[RECORDS SHOWN]
+ + + +
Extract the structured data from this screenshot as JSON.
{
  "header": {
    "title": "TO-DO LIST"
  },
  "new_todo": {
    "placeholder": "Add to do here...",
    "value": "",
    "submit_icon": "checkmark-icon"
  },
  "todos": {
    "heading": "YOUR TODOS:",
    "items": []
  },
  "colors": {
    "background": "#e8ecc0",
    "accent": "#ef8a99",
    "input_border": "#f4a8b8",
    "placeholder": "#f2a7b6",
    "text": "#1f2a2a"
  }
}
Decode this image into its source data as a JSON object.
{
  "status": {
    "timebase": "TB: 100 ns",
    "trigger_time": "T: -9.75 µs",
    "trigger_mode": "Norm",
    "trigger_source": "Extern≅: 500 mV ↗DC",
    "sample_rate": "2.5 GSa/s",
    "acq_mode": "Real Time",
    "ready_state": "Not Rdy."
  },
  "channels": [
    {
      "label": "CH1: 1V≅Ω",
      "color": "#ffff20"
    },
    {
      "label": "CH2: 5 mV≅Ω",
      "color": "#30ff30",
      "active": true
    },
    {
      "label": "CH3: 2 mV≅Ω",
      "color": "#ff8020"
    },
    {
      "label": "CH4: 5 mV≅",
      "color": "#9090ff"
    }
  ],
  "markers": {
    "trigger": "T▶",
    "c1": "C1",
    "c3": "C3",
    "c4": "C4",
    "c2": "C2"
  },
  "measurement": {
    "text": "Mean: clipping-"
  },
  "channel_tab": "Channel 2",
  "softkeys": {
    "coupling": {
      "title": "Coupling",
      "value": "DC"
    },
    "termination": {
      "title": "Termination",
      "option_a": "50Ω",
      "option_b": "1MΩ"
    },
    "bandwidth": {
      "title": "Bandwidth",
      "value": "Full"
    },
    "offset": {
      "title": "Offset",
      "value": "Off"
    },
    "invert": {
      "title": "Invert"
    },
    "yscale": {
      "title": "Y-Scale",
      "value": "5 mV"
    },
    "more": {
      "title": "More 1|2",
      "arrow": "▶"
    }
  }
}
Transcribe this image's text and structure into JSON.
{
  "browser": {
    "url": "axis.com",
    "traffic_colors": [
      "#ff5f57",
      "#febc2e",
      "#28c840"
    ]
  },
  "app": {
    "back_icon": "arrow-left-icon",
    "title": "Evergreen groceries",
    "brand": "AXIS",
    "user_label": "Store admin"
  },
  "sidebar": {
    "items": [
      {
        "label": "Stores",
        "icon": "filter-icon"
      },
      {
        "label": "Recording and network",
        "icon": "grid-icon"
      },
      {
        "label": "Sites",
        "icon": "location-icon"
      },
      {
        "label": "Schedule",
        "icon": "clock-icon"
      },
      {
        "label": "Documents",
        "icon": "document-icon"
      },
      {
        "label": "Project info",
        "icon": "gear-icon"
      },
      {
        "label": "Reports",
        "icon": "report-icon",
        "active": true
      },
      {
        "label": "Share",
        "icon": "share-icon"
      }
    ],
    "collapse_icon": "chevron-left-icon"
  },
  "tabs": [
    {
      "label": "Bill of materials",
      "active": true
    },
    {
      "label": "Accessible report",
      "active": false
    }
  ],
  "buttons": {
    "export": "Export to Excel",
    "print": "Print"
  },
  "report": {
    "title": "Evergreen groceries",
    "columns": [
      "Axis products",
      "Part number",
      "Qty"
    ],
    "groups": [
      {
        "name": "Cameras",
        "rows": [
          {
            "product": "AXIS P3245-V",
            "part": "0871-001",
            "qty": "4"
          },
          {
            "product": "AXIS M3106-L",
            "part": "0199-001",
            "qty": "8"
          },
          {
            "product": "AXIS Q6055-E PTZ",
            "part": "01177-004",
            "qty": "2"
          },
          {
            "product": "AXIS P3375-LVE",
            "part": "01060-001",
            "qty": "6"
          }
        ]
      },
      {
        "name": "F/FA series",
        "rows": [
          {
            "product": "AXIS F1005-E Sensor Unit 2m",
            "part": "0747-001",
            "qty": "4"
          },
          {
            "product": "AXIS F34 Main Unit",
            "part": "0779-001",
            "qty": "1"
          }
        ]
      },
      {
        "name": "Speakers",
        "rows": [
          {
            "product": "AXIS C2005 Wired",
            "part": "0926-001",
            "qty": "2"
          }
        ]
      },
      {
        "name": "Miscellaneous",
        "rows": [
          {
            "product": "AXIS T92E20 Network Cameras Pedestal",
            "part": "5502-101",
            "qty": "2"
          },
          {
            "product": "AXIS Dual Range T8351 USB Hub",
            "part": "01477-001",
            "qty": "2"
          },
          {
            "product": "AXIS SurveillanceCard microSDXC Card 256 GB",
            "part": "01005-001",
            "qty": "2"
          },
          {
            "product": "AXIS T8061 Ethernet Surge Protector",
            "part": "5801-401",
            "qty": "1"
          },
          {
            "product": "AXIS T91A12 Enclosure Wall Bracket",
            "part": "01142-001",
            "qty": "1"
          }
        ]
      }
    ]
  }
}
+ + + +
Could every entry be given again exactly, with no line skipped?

[TASK RESPONSE]
Extract the structured data from this screenshot as JSON.
{
  "header": {
    "title": "TO-DO LIST"
  },
  "new_todo": {
    "placeholder": "Add to do here...",
    "value": "",
    "submit_icon": "checkmark-icon"
  },
  "todos": {
    "heading": "YOUR TODOS:",
    "items": []
  },
  "colors": {
    "background": "#e8ecc0",
    "accent": "#ef8a99",
    "input_border": "#f4a8b8",
    "placeholder": "#f2a7b6",
    "text": "#1f2a2a"
  }
}
Decode this image into its source data as a JSON object.
{
  "status": {
    "timebase": "TB: 100 ns",
    "trigger_time": "T: -9.75 µs",
    "trigger_mode": "Norm",
    "trigger_source": "Extern≅: 500 mV ↗DC",
    "sample_rate": "2.5 GSa/s",
    "acq_mode": "Real Time",
    "ready_state": "Not Rdy."
  },
  "channels": [
    {
      "label": "CH1: 1V≅Ω",
      "color": "#ffff20"
    },
    {
      "label": "CH2: 5 mV≅Ω",
      "color": "#30ff30",
      "active": true
    },
    {
      "label": "CH3: 2 mV≅Ω",
      "color": "#ff8020"
    },
    {
      "label": "CH4: 5 mV≅",
      "color": "#9090ff"
    }
  ],
  "markers": {
    "trigger": "T▶",
    "c1": "C1",
    "c3": "C3",
    "c4": "C4",
    "c2": "C2"
  },
  "measurement": {
    "text": "Mean: clipping-"
  },
  "channel_tab": "Channel 2",
  "softkeys": {
    "coupling": {
      "title": "Coupling",
      "value": "DC"
    },
    "termination": {
      "title": "Termination",
      "option_a": "50Ω",
      "option_b": "1MΩ"
    },
    "bandwidth": {
      "title": "Bandwidth",
      "value": "Full"
    },
    "offset": {
      "title": "Offset",
      "value": "Off"
    },
    "invert": {
      "title": "Invert"
    },
    "yscale": {
      "title": "Y-Scale",
      "value": "5 mV"
    },
    "more": {
      "title": "More 1|2",
      "arrow": "▶"
    }
  }
}
Transcribe this image's text and structure into JSON.
{
  "browser": {
    "url": "axis.com",
    "traffic_colors": [
      "#ff5f57",
      "#febc2e",
      "#28c840"
    ]
  },
  "app": {
    "back_icon": "arrow-left-icon",
    "title": "Evergreen groceries",
    "brand": "AXIS",
    "user_label": "Store admin"
  },
  "sidebar": {
    "items": [
      {
        "label": "Stores",
        "icon": "filter-icon"
      },
      {
        "label": "Recording and network",
        "icon": "grid-icon"
      },
      {
        "label": "Sites",
        "icon": "location-icon"
      },
      {
        "label": "Schedule",
        "icon": "clock-icon"
      },
      {
        "label": "Documents",
        "icon": "document-icon"
      },
      {
        "label": "Project info",
        "icon": "gear-icon"
      },
      {
        "label": "Reports",
        "icon": "report-icon",
        "active": true
      },
      {
        "label": "Share",
        "icon": "share-icon"
      }
    ],
    "collapse_icon": "chevron-left-icon"
  },
  "tabs": [
    {
      "label": "Bill of materials",
      "active": true
    },
    {
      "label": "Accessible report",
      "active": false
    }
  ],
  "buttons": {
    "export": "Export to Excel",
    "print": "Print"
  },
  "report": {
    "title": "Evergreen groceries",
    "columns": [
      "Axis products",
      "Part number",
      "Qty"
    ],
    "groups": [
      {
        "name": "Cameras",
        "rows": [
          {
            "product": "AXIS P3245-V",
            "part": "0871-001",
            "qty": "4"
          },
          {
            "product": "AXIS M3106-L",
            "part": "0199-001",
            "qty": "8"
          },
          {
            "product": "AXIS Q6055-E PTZ",
            "part": "01177-004",
            "qty": "2"
          },
          {
            "product": "AXIS P3375-LVE",
            "part": "01060-001",
            "qty": "6"
          }
        ]
      },
      {
        "name": "F/FA series",
        "rows": [
          {
            "product": "AXIS F1005-E Sensor Unit 2m",
            "part": "0747-001",
            "qty": "4"
          },
          {
            "product": "AXIS F34 Main Unit",
            "part": "0779-001",
            "qty": "1"
          }
        ]
      },
      {
        "name": "Speakers",
        "rows": [
          {
            "product": "AXIS C2005 Wired",
            "part": "0926-001",
            "qty": "2"
          }
        ]
      },
      {
        "name": "Miscellaneous",
        "rows": [
          {
            "product": "AXIS T92E20 Network Cameras Pedestal",
            "part": "5502-101",
            "qty": "2"
          },
          {
            "product": "AXIS Dual Range T8351 USB Hub",
            "part": "01477-001",
            "qty": "2"
          },
          {
            "product": "AXIS SurveillanceCard microSDXC Card 256 GB",
            "part": "01005-001",
            "qty": "2"
          },
          {
            "product": "AXIS T8061 Ethernet Surge Protector",
            "part": "5801-401",
            "qty": "1"
          },
          {
            "product": "AXIS T91A12 Enclosure Wall Bracket",
            "part": "01142-001",
            "qty": "1"
          }
        ]
      }
    ]
  }
}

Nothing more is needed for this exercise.